Northey: I DON'T THINK THAT I PROBABLY WILL.

Borg: THANK YOU, MR. NORTHEY.

Northey: THANK YOU.

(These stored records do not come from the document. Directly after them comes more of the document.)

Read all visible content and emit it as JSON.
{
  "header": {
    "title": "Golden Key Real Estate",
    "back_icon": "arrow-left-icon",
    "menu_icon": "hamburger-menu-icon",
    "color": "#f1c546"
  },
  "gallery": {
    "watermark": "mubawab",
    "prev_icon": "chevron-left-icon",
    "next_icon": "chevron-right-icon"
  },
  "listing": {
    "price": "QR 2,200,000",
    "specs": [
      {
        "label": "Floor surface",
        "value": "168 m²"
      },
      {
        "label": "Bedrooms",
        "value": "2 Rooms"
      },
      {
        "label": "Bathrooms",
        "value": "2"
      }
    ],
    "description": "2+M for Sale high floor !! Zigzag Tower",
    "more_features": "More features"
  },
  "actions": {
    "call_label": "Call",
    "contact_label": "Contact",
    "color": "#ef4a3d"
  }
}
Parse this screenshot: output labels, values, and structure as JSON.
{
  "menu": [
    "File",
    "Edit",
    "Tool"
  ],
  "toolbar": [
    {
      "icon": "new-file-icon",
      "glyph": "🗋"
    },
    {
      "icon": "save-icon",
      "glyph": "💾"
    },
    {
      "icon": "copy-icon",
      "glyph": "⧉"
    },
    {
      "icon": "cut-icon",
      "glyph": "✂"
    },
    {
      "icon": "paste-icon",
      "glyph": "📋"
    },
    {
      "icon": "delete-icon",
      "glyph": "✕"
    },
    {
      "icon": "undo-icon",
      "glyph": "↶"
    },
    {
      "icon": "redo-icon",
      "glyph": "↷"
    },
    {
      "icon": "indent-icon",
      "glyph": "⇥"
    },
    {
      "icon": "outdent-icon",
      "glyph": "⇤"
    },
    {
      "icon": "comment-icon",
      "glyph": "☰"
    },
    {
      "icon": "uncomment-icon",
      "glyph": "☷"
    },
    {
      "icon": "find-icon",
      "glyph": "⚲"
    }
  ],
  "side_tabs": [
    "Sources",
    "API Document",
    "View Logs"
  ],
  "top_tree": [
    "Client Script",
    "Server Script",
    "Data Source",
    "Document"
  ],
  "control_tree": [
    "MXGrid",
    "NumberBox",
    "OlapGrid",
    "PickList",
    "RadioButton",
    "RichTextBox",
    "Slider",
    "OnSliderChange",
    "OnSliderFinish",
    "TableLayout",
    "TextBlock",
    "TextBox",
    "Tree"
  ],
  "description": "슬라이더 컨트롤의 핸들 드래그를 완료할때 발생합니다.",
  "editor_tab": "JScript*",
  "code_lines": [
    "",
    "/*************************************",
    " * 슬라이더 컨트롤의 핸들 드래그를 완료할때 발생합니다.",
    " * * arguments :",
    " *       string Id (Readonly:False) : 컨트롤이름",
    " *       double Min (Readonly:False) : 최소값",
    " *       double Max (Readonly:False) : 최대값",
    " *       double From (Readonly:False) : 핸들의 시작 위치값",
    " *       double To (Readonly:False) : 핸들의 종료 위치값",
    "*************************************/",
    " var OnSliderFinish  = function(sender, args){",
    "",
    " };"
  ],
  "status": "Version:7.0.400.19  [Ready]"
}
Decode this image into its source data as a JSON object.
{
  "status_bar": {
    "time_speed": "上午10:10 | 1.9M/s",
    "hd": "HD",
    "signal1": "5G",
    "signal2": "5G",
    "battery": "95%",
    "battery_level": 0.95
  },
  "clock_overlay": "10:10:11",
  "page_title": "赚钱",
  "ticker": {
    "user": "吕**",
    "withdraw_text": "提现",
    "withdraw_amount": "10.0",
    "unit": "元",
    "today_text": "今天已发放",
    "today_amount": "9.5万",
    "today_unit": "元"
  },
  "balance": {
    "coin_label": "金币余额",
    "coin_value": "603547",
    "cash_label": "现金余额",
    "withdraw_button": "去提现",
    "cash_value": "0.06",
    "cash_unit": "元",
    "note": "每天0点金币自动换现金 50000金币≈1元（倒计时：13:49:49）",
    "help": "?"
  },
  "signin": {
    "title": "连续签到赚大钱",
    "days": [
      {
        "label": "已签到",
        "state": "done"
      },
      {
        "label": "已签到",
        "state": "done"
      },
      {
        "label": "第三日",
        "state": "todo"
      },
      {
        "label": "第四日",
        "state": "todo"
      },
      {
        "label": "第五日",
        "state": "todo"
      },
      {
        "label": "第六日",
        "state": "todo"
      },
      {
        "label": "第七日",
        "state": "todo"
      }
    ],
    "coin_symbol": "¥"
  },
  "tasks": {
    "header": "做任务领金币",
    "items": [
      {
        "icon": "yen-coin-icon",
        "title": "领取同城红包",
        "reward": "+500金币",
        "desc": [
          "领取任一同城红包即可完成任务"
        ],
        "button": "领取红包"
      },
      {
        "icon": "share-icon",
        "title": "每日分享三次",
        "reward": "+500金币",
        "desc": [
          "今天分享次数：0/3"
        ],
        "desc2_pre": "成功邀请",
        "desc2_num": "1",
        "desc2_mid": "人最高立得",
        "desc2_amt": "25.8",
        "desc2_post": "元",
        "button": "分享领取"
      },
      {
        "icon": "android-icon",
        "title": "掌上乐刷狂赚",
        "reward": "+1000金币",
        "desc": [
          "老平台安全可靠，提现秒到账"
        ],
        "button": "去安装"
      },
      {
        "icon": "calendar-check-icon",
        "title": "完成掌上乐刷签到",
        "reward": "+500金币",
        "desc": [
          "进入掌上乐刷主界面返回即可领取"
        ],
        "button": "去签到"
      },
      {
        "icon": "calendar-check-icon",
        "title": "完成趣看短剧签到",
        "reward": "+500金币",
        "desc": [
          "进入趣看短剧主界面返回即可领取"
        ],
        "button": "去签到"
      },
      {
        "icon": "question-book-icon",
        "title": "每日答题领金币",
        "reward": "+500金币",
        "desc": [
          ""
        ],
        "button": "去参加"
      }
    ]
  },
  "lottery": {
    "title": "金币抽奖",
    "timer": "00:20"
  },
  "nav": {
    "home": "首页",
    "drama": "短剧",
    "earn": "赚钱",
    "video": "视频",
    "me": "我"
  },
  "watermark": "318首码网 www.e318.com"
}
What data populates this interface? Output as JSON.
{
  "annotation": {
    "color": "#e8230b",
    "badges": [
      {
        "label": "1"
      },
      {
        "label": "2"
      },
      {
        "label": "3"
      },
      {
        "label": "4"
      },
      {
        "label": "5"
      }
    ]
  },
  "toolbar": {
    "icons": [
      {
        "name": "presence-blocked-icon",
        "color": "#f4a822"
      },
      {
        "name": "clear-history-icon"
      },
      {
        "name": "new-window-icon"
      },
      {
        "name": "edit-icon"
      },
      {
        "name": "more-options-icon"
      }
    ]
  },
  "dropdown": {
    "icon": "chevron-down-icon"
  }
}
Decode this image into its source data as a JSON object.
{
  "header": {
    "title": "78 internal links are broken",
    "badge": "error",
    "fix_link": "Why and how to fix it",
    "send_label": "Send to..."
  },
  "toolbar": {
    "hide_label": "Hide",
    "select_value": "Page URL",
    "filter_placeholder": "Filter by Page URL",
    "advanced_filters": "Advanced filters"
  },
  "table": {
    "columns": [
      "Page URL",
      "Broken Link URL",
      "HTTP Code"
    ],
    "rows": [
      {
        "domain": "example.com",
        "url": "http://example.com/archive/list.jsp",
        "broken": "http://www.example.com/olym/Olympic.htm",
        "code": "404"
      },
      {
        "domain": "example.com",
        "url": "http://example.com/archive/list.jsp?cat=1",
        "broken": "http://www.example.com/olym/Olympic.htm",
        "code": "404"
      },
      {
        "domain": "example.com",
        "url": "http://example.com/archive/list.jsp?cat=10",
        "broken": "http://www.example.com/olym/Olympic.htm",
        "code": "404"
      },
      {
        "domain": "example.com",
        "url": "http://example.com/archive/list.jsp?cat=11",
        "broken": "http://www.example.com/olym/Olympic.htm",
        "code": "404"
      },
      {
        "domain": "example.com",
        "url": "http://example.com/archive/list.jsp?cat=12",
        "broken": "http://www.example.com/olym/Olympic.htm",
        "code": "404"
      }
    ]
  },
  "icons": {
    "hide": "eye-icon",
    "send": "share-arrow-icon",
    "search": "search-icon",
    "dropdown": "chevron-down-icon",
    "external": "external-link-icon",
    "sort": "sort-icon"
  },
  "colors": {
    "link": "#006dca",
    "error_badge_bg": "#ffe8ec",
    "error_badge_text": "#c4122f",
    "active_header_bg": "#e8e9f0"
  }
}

Borg: ON OUR NEXT EDITION OF 'IOWA PRESS,' WE'LL ANALYZE THE CURRENT LEGISLATIVE SESSION AND THE PARADE OF PRESIDENTIAL CANDIDATES THROUGH IOWA. IOWA POLITICAL JOURNALISTS PROVIDING THEIR INSIGHTS DURING OUR REGULAR TIMES: 7:30 FRIDAY NIGHT; 11.30 SUNDAY MORNING. SO AS I SAID, NEXT WEEK WE'RE BACK TO OUR REGULAR PROGRAM TIMES, BECAUSE RIGHT NOW WE'RE IN THE FINAL WEEK OF OUR ANNUAL FRIENDS FESTIVAL. AND THIS IS IMMENSELY IMPORTANT TO US. WE WANT YOU TO KNOW JUST HOW MUCH WE'VE APPRECIATED AND, FOR THAT MATTER, DEPENDED UPON YOUR PAST SUPPORT. 'IOWA PRESS' COULDN'T HAVE CONTINUED FOR SOME 35 YEARS NOW WITHOUT YOU, BUT THE NEED FOR YOUR SUPPORT IS ONGOING, AND ESPECIALLY IF YOU'RE A NEW VIEWER. SIMPLY STATED, WITHOUT YOUR PLEDGES THERE WOULD BE NO 'IOWA PRESS' OR ANY OTHER LOCAL PROGRAMMING HERE AT IOWA PUBLIC TELEVISION. YOUR CALL IS ESSENTIAL. AND IT'S NOT STRETCHING A POINT TO SAY IT'S AN INVESTMENT IN IOWA'S FUTURE. I'M DEAN BORG. THANKS FOR JOINING US TODAY.

FUNDING FOR THIS PROGRAM WAS PROVIDED BY 'FRIENDS,' THE IOWA PUBLIC TELEVISION FOUNDATION; BY THE IOWA BANKERS ASSOCIATION... FOR PERSONAL, BUSINESS, AND COMMERCIAL NEEDS, IOWA BANKS HELP IOWANS REACH THEIR FINANCIAL GOALS; AND BY THE ASSOCIATED GENERAL CONTRACTORS OF IOWA, THE PUBLIC'S PARTNER IN BUILDING IOWA'S HIGHWAY, BRIDGE, AND MUNICIPAL UTILITY INFRASTRUCTURE.


Tags: agriculture Iowa politics